Apart from the pictures, everything in the lines below must be printed exactly.

Start of Block

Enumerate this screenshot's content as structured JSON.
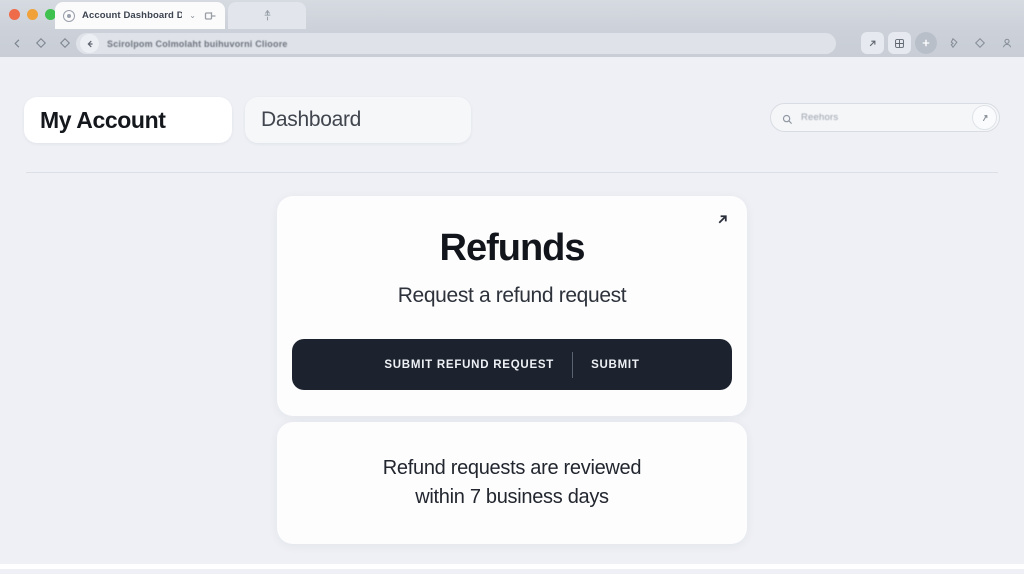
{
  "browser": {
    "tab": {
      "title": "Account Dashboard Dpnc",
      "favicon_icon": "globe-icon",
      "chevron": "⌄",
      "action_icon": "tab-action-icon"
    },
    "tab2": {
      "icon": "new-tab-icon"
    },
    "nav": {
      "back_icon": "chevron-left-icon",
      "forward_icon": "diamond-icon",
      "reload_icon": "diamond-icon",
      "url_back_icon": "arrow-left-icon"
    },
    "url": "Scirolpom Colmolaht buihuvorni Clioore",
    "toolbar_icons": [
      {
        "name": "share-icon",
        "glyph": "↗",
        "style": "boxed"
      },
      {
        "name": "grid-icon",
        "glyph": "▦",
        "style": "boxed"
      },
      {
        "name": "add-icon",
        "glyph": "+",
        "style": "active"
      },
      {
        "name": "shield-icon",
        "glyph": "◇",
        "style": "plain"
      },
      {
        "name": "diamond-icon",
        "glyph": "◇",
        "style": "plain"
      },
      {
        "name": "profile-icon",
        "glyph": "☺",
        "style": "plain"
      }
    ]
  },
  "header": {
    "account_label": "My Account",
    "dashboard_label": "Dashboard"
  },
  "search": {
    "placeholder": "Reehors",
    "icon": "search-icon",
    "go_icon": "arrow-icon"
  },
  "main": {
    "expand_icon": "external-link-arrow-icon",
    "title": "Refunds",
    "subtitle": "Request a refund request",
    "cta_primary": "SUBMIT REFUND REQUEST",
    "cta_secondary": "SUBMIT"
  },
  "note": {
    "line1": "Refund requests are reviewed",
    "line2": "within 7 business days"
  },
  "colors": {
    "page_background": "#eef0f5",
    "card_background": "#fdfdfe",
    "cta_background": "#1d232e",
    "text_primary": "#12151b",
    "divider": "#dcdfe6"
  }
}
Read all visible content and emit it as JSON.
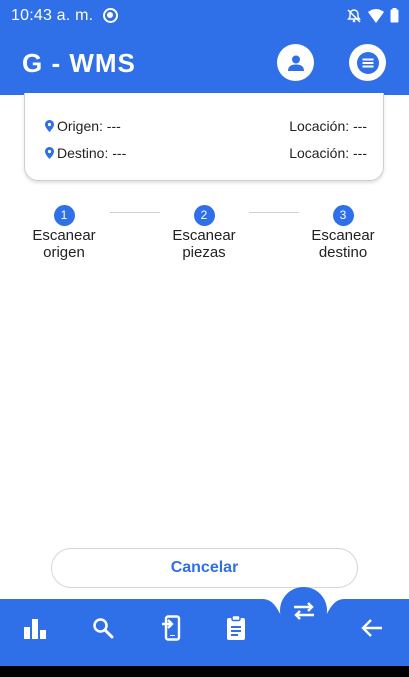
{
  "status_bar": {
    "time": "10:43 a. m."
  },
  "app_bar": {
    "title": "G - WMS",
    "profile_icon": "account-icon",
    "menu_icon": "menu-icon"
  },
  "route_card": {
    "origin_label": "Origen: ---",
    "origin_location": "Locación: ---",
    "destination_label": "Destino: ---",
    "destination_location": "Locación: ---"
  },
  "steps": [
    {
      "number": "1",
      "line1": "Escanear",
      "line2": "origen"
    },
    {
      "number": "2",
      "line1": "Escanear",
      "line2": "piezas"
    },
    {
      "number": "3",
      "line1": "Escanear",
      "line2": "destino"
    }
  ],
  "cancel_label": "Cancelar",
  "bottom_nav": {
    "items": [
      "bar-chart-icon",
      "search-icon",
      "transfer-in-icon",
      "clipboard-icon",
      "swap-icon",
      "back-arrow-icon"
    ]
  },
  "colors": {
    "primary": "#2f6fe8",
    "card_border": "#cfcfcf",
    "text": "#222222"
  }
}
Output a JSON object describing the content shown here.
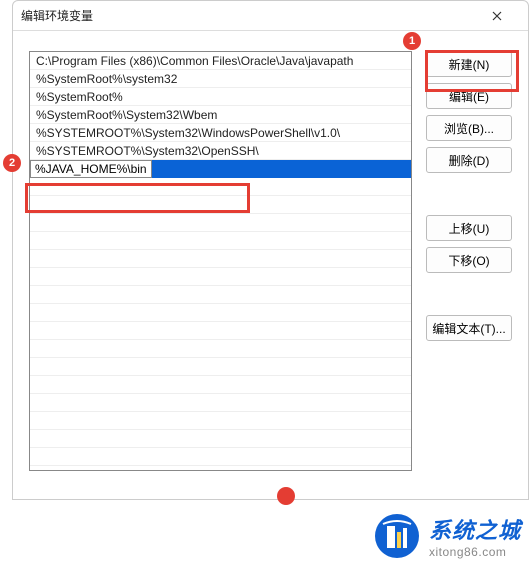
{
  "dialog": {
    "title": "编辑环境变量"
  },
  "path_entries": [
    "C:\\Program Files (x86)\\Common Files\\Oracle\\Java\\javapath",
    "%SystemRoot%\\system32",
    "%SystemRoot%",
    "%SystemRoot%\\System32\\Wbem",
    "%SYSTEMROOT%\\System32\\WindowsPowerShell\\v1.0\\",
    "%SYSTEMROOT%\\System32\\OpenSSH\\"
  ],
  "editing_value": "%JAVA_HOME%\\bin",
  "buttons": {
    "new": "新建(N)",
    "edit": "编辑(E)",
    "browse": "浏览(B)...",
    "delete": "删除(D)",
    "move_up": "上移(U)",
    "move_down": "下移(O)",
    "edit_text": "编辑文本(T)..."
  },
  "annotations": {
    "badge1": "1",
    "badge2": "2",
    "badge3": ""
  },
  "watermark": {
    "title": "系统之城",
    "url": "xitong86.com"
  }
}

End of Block

### [Solved exercise]
Enumerate this screenshot's content as structured JSON.
{
  "browser": {
    "tab": {
      "title": "Account Dashboard Dpnc",
      "favicon_icon": "globe-icon",
      "chevron": "⌄",
      "action_icon": "tab-action-icon"
    },
    "tab2": {
      "icon": "new-tab-icon"
    },
    "nav": {
      "back_icon": "chevron-left-icon",
      "forward_icon": "diamond-icon",
      "reload_icon": "diamond-icon",
      "url_back_icon": "arrow-left-icon"
    },
    "url": "Scirolpom Colmolaht buihuvorni Clioore",
    "toolbar_icons": [
      {
        "name": "share-icon",
        "glyph": "↗",
        "style": "boxed"
      },
      {
        "name": "grid-icon",
        "glyph": "▦",
        "style": "boxed"
      },
      {
        "name": "add-icon",
        "glyph": "+",
        "style": "active"
      },
      {
        "name": "shield-icon",
        "glyph": "◇",
        "style": "plain"
      },
      {
        "name": "diamond-icon",
        "glyph": "◇",
        "style": "plain"
      },
      {
        "name": "profile-icon",
        "glyph": "☺",
        "style": "plain"
      }
    ]
  },
  "header": {
    "account_label": "My Account",
    "dashboard_label": "Dashboard"
  },
  "search": {
    "placeholder": "Reehors",
    "icon": "search-icon",
    "go_icon": "arrow-icon"
  },
  "main": {
    "expand_icon": "external-link-arrow-icon",
    "title": "Refunds",
    "subtitle": "Request a refund request",
    "cta_primary": "SUBMIT REFUND REQUEST",
    "cta_secondary": "SUBMIT"
  },
  "note": {
    "line1": "Refund requests are reviewed",
    "line2": "within 7 business days"
  },
  "colors": {
    "page_background": "#eef0f5",
    "card_background": "#fdfdfe",
    "cta_background": "#1d232e",
    "text_primary": "#12151b",
    "divider": "#dcdfe6"
  }
}
Read all visible content and emit it as JSON.
{
  "status_bar": {
    "time": "10:43 a. m."
  },
  "app_bar": {
    "title": "G - WMS",
    "profile_icon": "account-icon",
    "menu_icon": "menu-icon"
  },
  "route_card": {
    "origin_label": "Origen: ---",
    "origin_location": "Locación: ---",
    "destination_label": "Destino: ---",
    "destination_location": "Locación: ---"
  },
  "steps": [
    {
      "number": "1",
      "line1": "Escanear",
      "line2": "origen"
    },
    {
      "number": "2",
      "line1": "Escanear",
      "line2": "piezas"
    },
    {
      "number": "3",
      "line1": "Escanear",
      "line2": "destino"
    }
  ],
  "cancel_label": "Cancelar",
  "bottom_nav": {
    "items": [
      "bar-chart-icon",
      "search-icon",
      "transfer-in-icon",
      "clipboard-icon",
      "swap-icon",
      "back-arrow-icon"
    ]
  },
  "colors": {
    "primary": "#2f6fe8",
    "card_border": "#cfcfcf",
    "text": "#222222"
  }
}
Output a JSON object describing the content shown here.
{
  "dialog": {
    "title": "编辑环境变量"
  },
  "path_entries": [
    "C:\\Program Files (x86)\\Common Files\\Oracle\\Java\\javapath",
    "%SystemRoot%\\system32",
    "%SystemRoot%",
    "%SystemRoot%\\System32\\Wbem",
    "%SYSTEMROOT%\\System32\\WindowsPowerShell\\v1.0\\",
    "%SYSTEMROOT%\\System32\\OpenSSH\\"
  ],
  "editing_value": "%JAVA_HOME%\\bin",
  "buttons": {
    "new": "新建(N)",
    "edit": "编辑(E)",
    "browse": "浏览(B)...",
    "delete": "删除(D)",
    "move_up": "上移(U)",
    "move_down": "下移(O)",
    "edit_text": "编辑文本(T)..."
  },
  "annotations": {
    "badge1": "1",
    "badge2": "2",
    "badge3": ""
  },
  "watermark": {
    "title": "系统之城",
    "url": "xitong86.com"
  }
}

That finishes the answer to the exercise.